Exercise goal: Produce an exact copy of the data below.

[Data records for software interfaces]
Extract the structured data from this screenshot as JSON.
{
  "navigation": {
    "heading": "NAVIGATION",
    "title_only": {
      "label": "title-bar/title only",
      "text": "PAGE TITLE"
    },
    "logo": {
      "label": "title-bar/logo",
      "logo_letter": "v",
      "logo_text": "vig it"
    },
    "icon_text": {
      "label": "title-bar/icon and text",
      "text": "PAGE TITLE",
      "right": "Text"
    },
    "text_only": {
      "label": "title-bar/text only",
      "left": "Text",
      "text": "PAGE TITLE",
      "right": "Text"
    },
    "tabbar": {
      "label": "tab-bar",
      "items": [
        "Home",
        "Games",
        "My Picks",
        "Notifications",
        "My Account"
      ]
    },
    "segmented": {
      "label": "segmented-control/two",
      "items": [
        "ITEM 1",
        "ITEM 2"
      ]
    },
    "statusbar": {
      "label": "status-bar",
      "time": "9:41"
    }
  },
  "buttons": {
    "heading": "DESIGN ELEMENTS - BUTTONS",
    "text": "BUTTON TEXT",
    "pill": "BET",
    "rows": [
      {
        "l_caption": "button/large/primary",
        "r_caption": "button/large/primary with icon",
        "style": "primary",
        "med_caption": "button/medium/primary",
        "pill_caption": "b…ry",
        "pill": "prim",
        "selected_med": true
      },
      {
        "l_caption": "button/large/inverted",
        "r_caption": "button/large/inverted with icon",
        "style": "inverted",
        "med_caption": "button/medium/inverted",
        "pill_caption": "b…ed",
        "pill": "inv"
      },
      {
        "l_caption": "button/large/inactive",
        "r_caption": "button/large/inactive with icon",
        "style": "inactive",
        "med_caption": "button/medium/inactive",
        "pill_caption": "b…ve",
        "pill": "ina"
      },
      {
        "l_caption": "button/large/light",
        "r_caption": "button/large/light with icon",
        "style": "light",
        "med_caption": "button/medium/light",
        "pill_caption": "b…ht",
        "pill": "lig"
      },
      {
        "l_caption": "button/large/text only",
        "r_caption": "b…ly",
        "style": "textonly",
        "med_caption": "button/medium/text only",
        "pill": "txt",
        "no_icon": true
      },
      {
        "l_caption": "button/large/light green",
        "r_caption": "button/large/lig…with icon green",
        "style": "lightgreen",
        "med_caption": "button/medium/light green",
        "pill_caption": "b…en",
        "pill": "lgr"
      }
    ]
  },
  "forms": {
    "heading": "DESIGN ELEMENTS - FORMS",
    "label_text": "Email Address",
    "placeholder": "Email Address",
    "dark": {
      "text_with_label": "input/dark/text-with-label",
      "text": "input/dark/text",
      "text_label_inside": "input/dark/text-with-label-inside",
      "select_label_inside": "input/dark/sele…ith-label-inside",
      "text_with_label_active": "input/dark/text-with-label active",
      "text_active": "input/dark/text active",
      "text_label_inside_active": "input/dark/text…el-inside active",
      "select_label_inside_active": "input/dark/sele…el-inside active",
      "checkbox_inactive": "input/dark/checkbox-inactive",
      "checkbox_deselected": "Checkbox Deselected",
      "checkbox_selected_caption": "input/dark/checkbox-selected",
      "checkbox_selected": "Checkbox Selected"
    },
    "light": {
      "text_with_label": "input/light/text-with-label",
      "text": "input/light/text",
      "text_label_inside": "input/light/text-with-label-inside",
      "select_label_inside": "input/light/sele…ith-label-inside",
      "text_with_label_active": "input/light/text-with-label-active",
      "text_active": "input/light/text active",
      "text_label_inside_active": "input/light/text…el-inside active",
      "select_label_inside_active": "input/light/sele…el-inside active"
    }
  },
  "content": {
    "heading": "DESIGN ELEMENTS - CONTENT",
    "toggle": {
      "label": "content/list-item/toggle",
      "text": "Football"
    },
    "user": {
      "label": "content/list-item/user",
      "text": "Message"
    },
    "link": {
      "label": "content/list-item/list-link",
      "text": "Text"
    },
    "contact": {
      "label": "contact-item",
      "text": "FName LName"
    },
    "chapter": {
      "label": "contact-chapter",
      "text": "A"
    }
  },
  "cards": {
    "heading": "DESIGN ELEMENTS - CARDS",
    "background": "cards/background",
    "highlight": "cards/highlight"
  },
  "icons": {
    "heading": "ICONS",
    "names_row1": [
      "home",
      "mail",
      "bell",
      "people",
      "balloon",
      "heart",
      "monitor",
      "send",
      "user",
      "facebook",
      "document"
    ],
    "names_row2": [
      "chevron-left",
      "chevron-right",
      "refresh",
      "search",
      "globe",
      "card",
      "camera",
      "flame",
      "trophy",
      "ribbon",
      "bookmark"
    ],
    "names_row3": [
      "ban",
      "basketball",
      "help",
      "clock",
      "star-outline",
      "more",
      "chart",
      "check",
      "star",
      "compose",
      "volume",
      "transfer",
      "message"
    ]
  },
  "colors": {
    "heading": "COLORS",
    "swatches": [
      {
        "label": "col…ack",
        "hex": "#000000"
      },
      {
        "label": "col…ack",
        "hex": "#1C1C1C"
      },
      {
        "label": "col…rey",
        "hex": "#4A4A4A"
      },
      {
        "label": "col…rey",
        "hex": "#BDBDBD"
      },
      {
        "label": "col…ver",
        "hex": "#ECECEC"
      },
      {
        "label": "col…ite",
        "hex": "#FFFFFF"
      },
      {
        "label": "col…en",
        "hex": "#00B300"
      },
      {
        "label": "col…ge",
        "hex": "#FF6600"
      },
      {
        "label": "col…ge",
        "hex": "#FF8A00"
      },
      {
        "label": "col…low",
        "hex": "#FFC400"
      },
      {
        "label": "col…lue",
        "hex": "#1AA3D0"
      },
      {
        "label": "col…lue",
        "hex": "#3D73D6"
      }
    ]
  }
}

Answer area:
Extract the structured data from this screenshot as JSON.
{
  "navigation": {
    "heading": "NAVIGATION",
    "title_only": {
      "label": "title-bar/title only",
      "text": "PAGE TITLE"
    },
    "logo": {
      "label": "title-bar/logo",
      "logo_letter": "v",
      "logo_text": "vig it"
    },
    "icon_text": {
      "label": "title-bar/icon and text",
      "text": "PAGE TITLE",
      "right": "Text"
    },
    "text_only": {
      "label": "title-bar/text only",
      "left": "Text",
      "text": "PAGE TITLE",
      "right": "Text"
    },
    "tabbar": {
      "label": "tab-bar",
      "items": [
        "Home",
        "Games",
        "My Picks",
        "Notifications",
        "My Account"
      ]
    },
    "segmented": {
      "label": "segmented-control/two",
      "items": [
        "ITEM 1",
        "ITEM 2"
      ]
    },
    "statusbar": {
      "label": "status-bar",
      "time": "9:41"
    }
  },
  "buttons": {
    "heading": "DESIGN ELEMENTS - BUTTONS",
    "text": "BUTTON TEXT",
    "pill": "BET",
    "rows": [
      {
        "l_caption": "button/large/primary",
        "r_caption": "button/large/primary with icon",
        "style": "primary",
        "med_caption": "button/medium/primary",
        "pill_caption": "b…ry",
        "pill": "prim",
        "selected_med": true
      },
      {
        "l_caption": "button/large/inverted",
        "r_caption": "button/large/inverted with icon",
        "style": "inverted",
        "med_caption": "button/medium/inverted",
        "pill_caption": "b…ed",
        "pill": "inv"
      },
      {
        "l_caption": "button/large/inactive",
        "r_caption": "button/large/inactive with icon",
        "style": "inactive",
        "med_caption": "button/medium/inactive",
        "pill_caption": "b…ve",
        "pill": "ina"
      },
      {
        "l_caption": "button/large/light",
        "r_caption": "button/large/light with icon",
        "style": "light",
        "med_caption": "button/medium/light",
        "pill_caption": "b…ht",
        "pill": "lig"
      },
      {
        "l_caption": "button/large/text only",
        "r_caption": "b…ly",
        "style": "textonly",
        "med_caption": "button/medium/text only",
        "pill": "txt",
        "no_icon": true
      },
      {
        "l_caption": "button/large/light green",
        "r_caption": "button/large/lig…with icon green",
        "style": "lightgreen",
        "med_caption": "button/medium/light green",
        "pill_caption": "b…en",
        "pill": "lgr"
      }
    ]
  },
  "forms": {
    "heading": "DESIGN ELEMENTS - FORMS",
    "label_text": "Email Address",
    "placeholder": "Email Address",
    "dark": {
      "text_with_label": "input/dark/text-with-label",
      "text": "input/dark/text",
      "text_label_inside": "input/dark/text-with-label-inside",
      "select_label_inside": "input/dark/sele…ith-label-inside",
      "text_with_label_active": "input/dark/text-with-label active",
      "text_active": "input/dark/text active",
      "text_label_inside_active": "input/dark/text…el-inside active",
      "select_label_inside_active": "input/dark/sele…el-inside active",
      "checkbox_inactive": "input/dark/checkbox-inactive",
      "checkbox_deselected": "Checkbox Deselected",
      "checkbox_selected_caption": "input/dark/checkbox-selected",
      "checkbox_selected": "Checkbox Selected"
    },
    "light": {
      "text_with_label": "input/light/text-with-label",
      "text": "input/light/text",
      "text_label_inside": "input/light/text-with-label-inside",
      "select_label_inside": "input/light/sele…ith-label-inside",
      "text_with_label_active": "input/light/text-with-label-active",
      "text_active": "input/light/text active",
      "text_label_inside_active": "input/light/text…el-inside active",
      "select_label_inside_active": "input/light/sele…el-inside active"
    }
  },
  "content": {
    "heading": "DESIGN ELEMENTS - CONTENT",
    "toggle": {
      "label": "content/list-item/toggle",
      "text": "Football"
    },
    "user": {
      "label": "content/list-item/user",
      "text": "Message"
    },
    "link": {
      "label": "content/list-item/list-link",
      "text": "Text"
    },
    "contact": {
      "label": "contact-item",
      "text": "FName LName"
    },
    "chapter": {
      "label": "contact-chapter",
      "text": "A"
    }
  },
  "cards": {
    "heading": "DESIGN ELEMENTS - CARDS",
    "background": "cards/background",
    "highlight": "cards/highlight"
  },
  "icons": {
    "heading": "ICONS",
    "names_row1": [
      "home",
      "mail",
      "bell",
      "people",
      "balloon",
      "heart",
      "monitor",
      "send",
      "user",
      "facebook",
      "document"
    ],
    "names_row2": [
      "chevron-left",
      "chevron-right",
      "refresh",
      "search",
      "globe",
      "card",
      "camera",
      "flame",
      "trophy",
      "ribbon",
      "bookmark"
    ],
    "names_row3": [
      "ban",
      "basketball",
      "help",
      "clock",
      "star-outline",
      "more",
      "chart",
      "check",
      "star",
      "compose",
      "volume",
      "transfer",
      "message"
    ]
  },
  "colors": {
    "heading": "COLORS",
    "swatches": [
      {
        "label": "col…ack",
        "hex": "#000000"
      },
      {
        "label": "col…ack",
        "hex": "#1C1C1C"
      },
      {
        "label": "col…rey",
        "hex": "#4A4A4A"
      },
      {
        "label": "col…rey",
        "hex": "#BDBDBD"
      },
      {
        "label": "col…ver",
        "hex": "#ECECEC"
      },
      {
        "label": "col…ite",
        "hex": "#FFFFFF"
      },
      {
        "label": "col…en",
        "hex": "#00B300"
      },
      {
        "label": "col…ge",
        "hex": "#FF6600"
      },
      {
        "label": "col…ge",
        "hex": "#FF8A00"
      },
      {
        "label": "col…low",
        "hex": "#FFC400"
      },
      {
        "label": "col…lue",
        "hex": "#1AA3D0"
      },
      {
        "label": "col…lue",
        "hex": "#3D73D6"
      }
    ]
  }
}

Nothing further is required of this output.